YOUR OBJECTIVE:
Please work out how many of the lines below include "ввести". Only the number should be given.

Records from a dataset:
#####
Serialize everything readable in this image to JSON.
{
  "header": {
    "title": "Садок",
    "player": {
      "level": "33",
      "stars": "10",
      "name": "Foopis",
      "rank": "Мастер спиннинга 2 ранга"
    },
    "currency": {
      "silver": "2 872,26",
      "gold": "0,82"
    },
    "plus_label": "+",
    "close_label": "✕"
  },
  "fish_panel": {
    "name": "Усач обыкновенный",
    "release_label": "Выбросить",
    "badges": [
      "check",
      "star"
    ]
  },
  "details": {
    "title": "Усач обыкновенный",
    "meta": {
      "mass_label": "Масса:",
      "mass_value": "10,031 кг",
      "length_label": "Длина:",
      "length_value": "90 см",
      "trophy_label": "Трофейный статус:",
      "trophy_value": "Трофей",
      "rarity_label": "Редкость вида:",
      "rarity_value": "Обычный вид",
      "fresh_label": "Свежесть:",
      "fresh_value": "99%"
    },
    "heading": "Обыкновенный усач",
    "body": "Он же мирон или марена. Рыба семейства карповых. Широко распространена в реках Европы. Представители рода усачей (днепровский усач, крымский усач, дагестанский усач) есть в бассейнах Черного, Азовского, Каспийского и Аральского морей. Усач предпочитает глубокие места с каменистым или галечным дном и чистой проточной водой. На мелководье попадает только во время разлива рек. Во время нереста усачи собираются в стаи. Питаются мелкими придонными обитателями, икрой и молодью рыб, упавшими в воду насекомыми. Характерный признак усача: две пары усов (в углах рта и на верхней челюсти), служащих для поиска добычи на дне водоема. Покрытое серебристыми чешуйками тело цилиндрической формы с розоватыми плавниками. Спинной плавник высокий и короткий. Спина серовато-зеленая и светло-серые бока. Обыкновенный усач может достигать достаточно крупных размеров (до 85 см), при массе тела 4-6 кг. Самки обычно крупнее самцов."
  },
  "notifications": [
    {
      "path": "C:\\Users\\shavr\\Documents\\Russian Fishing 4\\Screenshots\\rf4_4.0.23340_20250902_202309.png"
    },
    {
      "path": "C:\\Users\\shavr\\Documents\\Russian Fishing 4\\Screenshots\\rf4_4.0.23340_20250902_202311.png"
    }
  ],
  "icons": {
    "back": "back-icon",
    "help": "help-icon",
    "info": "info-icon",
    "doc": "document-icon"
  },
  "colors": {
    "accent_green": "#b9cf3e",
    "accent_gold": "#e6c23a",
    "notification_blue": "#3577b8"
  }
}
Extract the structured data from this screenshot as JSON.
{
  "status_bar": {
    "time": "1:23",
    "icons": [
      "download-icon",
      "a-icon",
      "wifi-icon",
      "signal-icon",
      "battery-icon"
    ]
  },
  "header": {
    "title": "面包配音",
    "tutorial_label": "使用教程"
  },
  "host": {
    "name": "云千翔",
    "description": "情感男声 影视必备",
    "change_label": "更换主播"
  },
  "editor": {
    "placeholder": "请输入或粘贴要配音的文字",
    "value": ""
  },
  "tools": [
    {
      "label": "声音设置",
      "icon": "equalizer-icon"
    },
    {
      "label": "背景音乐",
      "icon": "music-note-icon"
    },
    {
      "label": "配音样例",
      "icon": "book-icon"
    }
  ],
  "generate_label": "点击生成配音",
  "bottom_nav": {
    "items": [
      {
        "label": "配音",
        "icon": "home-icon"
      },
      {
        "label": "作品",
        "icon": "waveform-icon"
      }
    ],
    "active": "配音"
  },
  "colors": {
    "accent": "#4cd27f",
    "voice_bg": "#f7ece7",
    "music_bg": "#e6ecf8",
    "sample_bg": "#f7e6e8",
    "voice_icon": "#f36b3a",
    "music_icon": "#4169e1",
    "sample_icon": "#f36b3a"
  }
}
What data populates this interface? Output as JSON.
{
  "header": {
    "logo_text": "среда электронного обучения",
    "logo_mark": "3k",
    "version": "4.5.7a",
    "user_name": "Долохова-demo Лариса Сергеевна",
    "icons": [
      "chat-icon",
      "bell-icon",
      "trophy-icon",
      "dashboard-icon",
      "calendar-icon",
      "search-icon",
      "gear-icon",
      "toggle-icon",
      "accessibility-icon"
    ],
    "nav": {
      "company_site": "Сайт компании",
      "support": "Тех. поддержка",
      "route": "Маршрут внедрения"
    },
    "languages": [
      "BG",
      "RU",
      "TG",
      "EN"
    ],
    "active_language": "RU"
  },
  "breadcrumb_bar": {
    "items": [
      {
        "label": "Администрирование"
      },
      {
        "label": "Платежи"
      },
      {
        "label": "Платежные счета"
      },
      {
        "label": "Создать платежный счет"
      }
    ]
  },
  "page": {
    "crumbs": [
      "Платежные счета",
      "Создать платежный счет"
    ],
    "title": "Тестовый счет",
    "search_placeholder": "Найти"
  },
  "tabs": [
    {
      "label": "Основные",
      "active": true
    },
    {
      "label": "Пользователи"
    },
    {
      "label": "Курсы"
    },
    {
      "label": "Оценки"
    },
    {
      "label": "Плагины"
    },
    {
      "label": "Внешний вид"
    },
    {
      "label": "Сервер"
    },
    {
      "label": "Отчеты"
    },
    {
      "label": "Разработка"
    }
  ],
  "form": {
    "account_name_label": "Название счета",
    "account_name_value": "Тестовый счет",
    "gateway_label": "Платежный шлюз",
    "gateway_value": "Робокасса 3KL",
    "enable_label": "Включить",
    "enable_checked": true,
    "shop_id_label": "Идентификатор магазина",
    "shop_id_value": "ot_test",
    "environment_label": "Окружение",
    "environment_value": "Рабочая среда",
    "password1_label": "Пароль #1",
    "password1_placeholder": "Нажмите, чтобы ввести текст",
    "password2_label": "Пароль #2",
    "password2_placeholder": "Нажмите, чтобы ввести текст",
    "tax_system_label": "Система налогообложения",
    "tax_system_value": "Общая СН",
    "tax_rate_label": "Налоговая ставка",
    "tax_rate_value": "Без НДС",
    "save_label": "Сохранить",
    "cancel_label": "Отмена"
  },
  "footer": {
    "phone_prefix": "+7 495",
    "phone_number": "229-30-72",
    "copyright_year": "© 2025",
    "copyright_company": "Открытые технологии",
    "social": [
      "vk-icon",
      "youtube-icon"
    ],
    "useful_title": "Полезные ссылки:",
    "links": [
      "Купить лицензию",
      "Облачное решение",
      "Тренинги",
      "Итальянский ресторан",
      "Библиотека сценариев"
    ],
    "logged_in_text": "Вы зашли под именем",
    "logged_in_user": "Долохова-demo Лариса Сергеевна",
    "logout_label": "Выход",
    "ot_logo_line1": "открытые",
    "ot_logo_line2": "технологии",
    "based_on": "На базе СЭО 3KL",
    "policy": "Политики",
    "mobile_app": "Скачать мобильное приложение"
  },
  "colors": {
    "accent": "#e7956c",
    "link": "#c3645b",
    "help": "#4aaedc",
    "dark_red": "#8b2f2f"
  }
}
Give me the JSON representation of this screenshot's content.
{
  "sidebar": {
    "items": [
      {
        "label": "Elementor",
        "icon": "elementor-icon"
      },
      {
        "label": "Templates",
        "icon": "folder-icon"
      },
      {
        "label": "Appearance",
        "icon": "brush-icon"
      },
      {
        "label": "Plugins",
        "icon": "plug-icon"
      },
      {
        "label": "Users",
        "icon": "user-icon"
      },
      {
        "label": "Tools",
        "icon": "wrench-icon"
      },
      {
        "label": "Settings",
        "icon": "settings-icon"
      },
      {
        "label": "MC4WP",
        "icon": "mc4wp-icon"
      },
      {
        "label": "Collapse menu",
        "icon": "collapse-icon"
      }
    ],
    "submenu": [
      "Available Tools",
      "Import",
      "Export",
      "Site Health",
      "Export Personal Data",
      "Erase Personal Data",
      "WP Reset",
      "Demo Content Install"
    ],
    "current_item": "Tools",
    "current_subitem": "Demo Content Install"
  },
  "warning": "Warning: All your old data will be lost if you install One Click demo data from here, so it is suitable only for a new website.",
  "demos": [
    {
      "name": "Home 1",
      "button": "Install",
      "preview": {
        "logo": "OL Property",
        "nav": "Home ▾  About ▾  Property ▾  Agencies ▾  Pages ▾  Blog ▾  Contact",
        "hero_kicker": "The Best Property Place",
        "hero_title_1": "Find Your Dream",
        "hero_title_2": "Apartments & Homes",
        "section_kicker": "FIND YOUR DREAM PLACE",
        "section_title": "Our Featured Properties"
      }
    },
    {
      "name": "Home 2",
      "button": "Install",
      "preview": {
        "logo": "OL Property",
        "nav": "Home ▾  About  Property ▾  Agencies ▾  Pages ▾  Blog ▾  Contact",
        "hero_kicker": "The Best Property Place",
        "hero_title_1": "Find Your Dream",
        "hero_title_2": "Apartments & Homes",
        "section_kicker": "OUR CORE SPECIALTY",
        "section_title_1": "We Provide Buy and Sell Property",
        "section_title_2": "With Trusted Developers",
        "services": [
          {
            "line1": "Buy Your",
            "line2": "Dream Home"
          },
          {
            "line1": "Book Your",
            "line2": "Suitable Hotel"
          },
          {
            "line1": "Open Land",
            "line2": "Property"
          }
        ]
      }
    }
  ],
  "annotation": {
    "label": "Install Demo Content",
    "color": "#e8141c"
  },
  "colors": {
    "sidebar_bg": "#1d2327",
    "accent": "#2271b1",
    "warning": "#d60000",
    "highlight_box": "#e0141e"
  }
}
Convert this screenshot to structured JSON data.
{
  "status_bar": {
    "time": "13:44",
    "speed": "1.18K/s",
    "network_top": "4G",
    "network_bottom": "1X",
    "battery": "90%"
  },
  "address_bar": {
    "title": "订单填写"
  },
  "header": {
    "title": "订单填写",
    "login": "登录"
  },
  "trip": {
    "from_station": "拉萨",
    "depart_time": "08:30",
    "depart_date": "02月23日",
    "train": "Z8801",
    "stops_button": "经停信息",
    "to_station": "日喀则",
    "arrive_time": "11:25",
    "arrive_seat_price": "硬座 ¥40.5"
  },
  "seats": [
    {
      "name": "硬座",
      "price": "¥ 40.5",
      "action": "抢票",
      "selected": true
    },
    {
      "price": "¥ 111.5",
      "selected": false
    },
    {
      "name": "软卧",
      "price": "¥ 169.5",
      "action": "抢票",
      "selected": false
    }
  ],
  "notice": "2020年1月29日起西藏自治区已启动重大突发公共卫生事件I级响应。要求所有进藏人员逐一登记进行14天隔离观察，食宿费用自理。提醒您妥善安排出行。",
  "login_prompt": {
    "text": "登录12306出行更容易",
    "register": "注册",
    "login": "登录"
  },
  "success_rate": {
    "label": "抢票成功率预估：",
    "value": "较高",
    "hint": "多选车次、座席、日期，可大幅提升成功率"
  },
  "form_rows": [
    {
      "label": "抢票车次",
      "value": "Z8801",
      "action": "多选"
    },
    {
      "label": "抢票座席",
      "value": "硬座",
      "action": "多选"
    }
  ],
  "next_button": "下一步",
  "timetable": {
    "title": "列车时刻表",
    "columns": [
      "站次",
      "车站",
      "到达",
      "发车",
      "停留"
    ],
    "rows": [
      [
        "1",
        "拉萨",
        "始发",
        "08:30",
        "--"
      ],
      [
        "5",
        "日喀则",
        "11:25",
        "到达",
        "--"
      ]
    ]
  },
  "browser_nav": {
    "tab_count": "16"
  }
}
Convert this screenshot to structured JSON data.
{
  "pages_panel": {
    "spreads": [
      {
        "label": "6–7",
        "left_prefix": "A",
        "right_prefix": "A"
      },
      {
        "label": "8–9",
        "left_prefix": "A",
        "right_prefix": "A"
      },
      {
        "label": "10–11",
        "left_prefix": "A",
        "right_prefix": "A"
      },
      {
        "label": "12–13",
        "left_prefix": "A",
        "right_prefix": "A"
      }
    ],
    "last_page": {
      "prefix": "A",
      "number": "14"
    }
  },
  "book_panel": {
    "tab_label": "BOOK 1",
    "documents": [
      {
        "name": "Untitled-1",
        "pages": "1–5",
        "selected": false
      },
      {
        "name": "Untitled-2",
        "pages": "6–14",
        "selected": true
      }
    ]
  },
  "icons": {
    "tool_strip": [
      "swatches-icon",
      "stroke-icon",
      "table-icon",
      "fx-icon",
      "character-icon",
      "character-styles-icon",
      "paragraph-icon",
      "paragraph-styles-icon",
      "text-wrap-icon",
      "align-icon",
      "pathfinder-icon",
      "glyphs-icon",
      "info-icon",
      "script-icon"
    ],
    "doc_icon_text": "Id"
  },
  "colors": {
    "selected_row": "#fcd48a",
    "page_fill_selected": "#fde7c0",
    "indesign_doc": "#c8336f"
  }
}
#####
OUTPUT FOR THIS EXERCISE:
2